|Must not be taken with:||None|
|Qualifying module for:||LLM in Corporate Law;
LLM in International Banking and Finance;
LLM in International Commercial Law
|Practice Assessment:||Students may submit an answer to a past examination question to obtain feedback|
|Final Assessment:||One 3-hour unseen written examination (100%)|
The module examines the world of international debt finance. It focuses on international finance transactions that are used to raise debt finance in the international debt and capital markets. The structure, legal form and content of these instruments are examined in detail, together with the rights and obligations of the various parties involved. Since the vast majority of international debt finance transactions are of a cross-border nature, the international aspects of such transactions will form an important component of the module. We will also examine the causes of the recent global credit crisis and its impact on the international finance transactions covered by the course. We will also examine the changing nature of the providers of international debt finance including international investment banks, shadow banks/alternate credit providers, sovereign wealth funds and international finance institutions/multilateral developments institutions like EBRD. The module will also examine the extent to which international banking regulation impacts upon the transactions covered by the module.
Including the funding mechanisms used in those markets; the causes and potential implications of the recent global credit crisis.
The form and content of international (cross-border) loan agreements including an analysis of the standard (Loan Market Association) form agreements typically used in the London based international finance markets, with particular focus on the objectives and legal effect of: conditions precedent; representations and warranties; covenants; and events of default. Issues arising from the recent LIBOR scandal will also be examined.
The form and content of international syndicated loan agreements and an analysis of the roles, obligations and liabilities of the various parties thereto including: the arranger/lead manager; agent banks; security agents; and syndicate lenders.
How are loans transferred? Methods of transfer under English law: novation, assignment, sub-participation (risk and funded), proceeds assignment and trusts transfers. The commercial and regulatory drivers for loan transfers.
This component will focus on the documentation typically used in project finance transactions and the risks (legal and commercial) such documentation is intended to address. Typical project financing structures will also be examined as will the roles of the various parties in such transactions.
This component will focus on “true sale” securitisation transactions including the commercial background and regulatory drivers that underpin the securitisation market. The structure of securitisation transactions will be examined in detail as will the role, rights and responsibilities of the various parties thereto. The impact of the recent global credit crisis on securitisation transactions will be examined in detail, as will recent regulatory developments including risk retention requirements, and the legal structure of post credit crisis transactions.
This component will examine the process of raising international debt finance via the issue of international bonds; the parties to such issues and the fundamental terms typically incorporated. The legal nature of international bonds will also be examined as will the manner in which they are traded. The role and duties of the bond trustee will also be examined in detail.
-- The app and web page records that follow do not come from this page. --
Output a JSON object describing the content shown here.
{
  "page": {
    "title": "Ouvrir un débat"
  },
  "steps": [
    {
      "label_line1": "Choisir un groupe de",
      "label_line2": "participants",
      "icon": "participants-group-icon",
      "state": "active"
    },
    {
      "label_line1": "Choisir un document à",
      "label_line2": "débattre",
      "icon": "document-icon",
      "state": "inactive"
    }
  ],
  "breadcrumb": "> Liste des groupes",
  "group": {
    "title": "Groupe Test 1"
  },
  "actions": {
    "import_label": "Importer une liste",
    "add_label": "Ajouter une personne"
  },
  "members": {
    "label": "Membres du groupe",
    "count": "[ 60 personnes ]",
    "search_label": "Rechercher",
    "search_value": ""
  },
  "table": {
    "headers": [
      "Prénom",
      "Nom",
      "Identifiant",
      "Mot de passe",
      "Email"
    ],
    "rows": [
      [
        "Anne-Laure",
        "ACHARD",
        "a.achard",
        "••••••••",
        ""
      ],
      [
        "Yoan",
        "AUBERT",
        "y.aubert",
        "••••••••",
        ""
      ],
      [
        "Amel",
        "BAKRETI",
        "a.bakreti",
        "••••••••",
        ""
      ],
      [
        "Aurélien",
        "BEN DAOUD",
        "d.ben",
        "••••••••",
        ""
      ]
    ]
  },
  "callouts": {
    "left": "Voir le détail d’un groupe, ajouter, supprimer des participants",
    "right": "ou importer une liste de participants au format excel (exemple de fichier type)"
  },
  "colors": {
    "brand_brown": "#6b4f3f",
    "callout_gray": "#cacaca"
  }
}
This component will focus on the different types of subordination, its legal effect and the commercial objectives. Typical intercreditor agreements used within international finance markets will also be analysed in detail.
The role of the lawyer in international finance transactions; the form and content of legal opinions commonly delivered in international finance transactions and the potential liabilities for lawyers delivering such opinions.
Module reading lists and other module materials will be provided via online module pages, once students have made their module selections upon enrolment.
The following book provides a good introduction to the subject:
An excellent introduction to the origins of the recent credit crisis can be found in: